Records excerpted from a collection
##############################
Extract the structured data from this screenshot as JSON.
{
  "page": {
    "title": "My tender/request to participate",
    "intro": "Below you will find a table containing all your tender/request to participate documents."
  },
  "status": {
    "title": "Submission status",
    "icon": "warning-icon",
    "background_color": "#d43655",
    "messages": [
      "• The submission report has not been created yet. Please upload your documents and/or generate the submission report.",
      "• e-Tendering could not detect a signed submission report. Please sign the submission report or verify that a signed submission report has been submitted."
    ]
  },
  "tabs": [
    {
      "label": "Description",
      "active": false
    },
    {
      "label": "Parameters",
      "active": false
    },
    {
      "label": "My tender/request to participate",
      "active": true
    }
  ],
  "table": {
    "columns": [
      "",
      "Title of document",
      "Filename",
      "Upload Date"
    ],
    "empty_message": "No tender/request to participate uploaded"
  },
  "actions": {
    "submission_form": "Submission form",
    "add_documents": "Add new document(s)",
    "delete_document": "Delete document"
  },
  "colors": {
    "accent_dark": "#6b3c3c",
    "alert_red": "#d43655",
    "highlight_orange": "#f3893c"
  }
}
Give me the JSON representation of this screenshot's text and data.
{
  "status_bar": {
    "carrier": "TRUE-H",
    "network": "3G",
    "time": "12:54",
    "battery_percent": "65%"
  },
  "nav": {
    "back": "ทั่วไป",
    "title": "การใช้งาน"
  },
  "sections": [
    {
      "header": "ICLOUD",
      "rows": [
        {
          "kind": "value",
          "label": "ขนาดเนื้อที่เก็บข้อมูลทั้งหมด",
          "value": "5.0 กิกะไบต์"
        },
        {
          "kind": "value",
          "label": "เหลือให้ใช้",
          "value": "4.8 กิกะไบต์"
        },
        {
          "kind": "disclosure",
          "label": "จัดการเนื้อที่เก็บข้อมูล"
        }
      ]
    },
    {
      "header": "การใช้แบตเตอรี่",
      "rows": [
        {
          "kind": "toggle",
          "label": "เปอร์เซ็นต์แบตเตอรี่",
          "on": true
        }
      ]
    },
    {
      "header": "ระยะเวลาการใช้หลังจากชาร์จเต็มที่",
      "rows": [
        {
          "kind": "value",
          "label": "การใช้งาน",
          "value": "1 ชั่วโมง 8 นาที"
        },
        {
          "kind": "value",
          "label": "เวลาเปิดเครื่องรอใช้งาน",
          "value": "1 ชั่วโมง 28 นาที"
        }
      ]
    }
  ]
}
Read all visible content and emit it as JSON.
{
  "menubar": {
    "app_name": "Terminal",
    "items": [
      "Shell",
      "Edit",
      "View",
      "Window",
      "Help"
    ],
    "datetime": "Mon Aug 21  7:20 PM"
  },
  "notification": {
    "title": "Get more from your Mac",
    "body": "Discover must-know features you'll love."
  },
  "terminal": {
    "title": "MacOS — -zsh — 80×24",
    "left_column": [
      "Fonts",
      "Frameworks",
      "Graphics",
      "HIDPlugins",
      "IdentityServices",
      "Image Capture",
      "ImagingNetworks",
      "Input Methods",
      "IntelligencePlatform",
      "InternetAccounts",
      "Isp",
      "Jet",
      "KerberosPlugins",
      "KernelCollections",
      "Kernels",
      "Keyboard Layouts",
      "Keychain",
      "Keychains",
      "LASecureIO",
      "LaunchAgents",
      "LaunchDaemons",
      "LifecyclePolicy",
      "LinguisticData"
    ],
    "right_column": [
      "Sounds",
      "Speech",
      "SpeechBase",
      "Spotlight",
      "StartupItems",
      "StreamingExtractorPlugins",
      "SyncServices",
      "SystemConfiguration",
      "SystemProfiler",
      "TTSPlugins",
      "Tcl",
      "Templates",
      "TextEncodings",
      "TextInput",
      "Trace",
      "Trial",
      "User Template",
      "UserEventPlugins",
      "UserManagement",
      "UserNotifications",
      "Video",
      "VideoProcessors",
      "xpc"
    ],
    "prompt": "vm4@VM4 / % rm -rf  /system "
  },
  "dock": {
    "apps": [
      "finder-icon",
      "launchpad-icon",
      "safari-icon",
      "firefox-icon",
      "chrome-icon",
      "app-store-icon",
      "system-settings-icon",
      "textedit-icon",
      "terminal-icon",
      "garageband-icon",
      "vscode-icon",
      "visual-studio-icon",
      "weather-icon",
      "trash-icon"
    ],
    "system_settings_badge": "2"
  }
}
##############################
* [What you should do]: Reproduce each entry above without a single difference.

* [Solution to this problem]:
Extract the structured data from this screenshot as JSON.
{
  "page": {
    "title": "My tender/request to participate",
    "intro": "Below you will find a table containing all your tender/request to participate documents."
  },
  "status": {
    "title": "Submission status",
    "icon": "warning-icon",
    "background_color": "#d43655",
    "messages": [
      "• The submission report has not been created yet. Please upload your documents and/or generate the submission report.",
      "• e-Tendering could not detect a signed submission report. Please sign the submission report or verify that a signed submission report has been submitted."
    ]
  },
  "tabs": [
    {
      "label": "Description",
      "active": false
    },
    {
      "label": "Parameters",
      "active": false
    },
    {
      "label": "My tender/request to participate",
      "active": true
    }
  ],
  "table": {
    "columns": [
      "",
      "Title of document",
      "Filename",
      "Upload Date"
    ],
    "empty_message": "No tender/request to participate uploaded"
  },
  "actions": {
    "submission_form": "Submission form",
    "add_documents": "Add new document(s)",
    "delete_document": "Delete document"
  },
  "colors": {
    "accent_dark": "#6b3c3c",
    "alert_red": "#d43655",
    "highlight_orange": "#f3893c"
  }
}
Give me the JSON representation of this screenshot's text and data.
{
  "status_bar": {
    "carrier": "TRUE-H",
    "network": "3G",
    "time": "12:54",
    "battery_percent": "65%"
  },
  "nav": {
    "back": "ทั่วไป",
    "title": "การใช้งาน"
  },
  "sections": [
    {
      "header": "ICLOUD",
      "rows": [
        {
          "kind": "value",
          "label": "ขนาดเนื้อที่เก็บข้อมูลทั้งหมด",
          "value": "5.0 กิกะไบต์"
        },
        {
          "kind": "value",
          "label": "เหลือให้ใช้",
          "value": "4.8 กิกะไบต์"
        },
        {
          "kind": "disclosure",
          "label": "จัดการเนื้อที่เก็บข้อมูล"
        }
      ]
    },
    {
      "header": "การใช้แบตเตอรี่",
      "rows": [
        {
          "kind": "toggle",
          "label": "เปอร์เซ็นต์แบตเตอรี่",
          "on": true
        }
      ]
    },
    {
      "header": "ระยะเวลาการใช้หลังจากชาร์จเต็มที่",
      "rows": [
        {
          "kind": "value",
          "label": "การใช้งาน",
          "value": "1 ชั่วโมง 8 นาที"
        },
        {
          "kind": "value",
          "label": "เวลาเปิดเครื่องรอใช้งาน",
          "value": "1 ชั่วโมง 28 นาที"
        }
      ]
    }
  ]
}
Read all visible content and emit it as JSON.
{
  "menubar": {
    "app_name": "Terminal",
    "items": [
      "Shell",
      "Edit",
      "View",
      "Window",
      "Help"
    ],
    "datetime": "Mon Aug 21  7:20 PM"
  },
  "notification": {
    "title": "Get more from your Mac",
    "body": "Discover must-know features you'll love."
  },
  "terminal": {
    "title": "MacOS — -zsh — 80×24",
    "left_column": [
      "Fonts",
      "Frameworks",
      "Graphics",
      "HIDPlugins",
      "IdentityServices",
      "Image Capture",
      "ImagingNetworks",
      "Input Methods",
      "IntelligencePlatform",
      "InternetAccounts",
      "Isp",
      "Jet",
      "KerberosPlugins",
      "KernelCollections",
      "Kernels",
      "Keyboard Layouts",
      "Keychain",
      "Keychains",
      "LASecureIO",
      "LaunchAgents",
      "LaunchDaemons",
      "LifecyclePolicy",
      "LinguisticData"
    ],
    "right_column": [
      "Sounds",
      "Speech",
      "SpeechBase",
      "Spotlight",
      "StartupItems",
      "StreamingExtractorPlugins",
      "SyncServices",
      "SystemConfiguration",
      "SystemProfiler",
      "TTSPlugins",
      "Tcl",
      "Templates",
      "TextEncodings",
      "TextInput",
      "Trace",
      "Trial",
      "User Template",
      "UserEventPlugins",
      "UserManagement",
      "UserNotifications",
      "Video",
      "VideoProcessors",
      "xpc"
    ],
    "prompt": "vm4@VM4 / % rm -rf  /system "
  },
  "dock": {
    "apps": [
      "finder-icon",
      "launchpad-icon",
      "safari-icon",
      "firefox-icon",
      "chrome-icon",
      "app-store-icon",
      "system-settings-icon",
      "textedit-icon",
      "terminal-icon",
      "garageband-icon",
      "vscode-icon",
      "visual-studio-icon",
      "weather-icon",
      "trash-icon"
    ],
    "system_settings_badge": "2"
  }
}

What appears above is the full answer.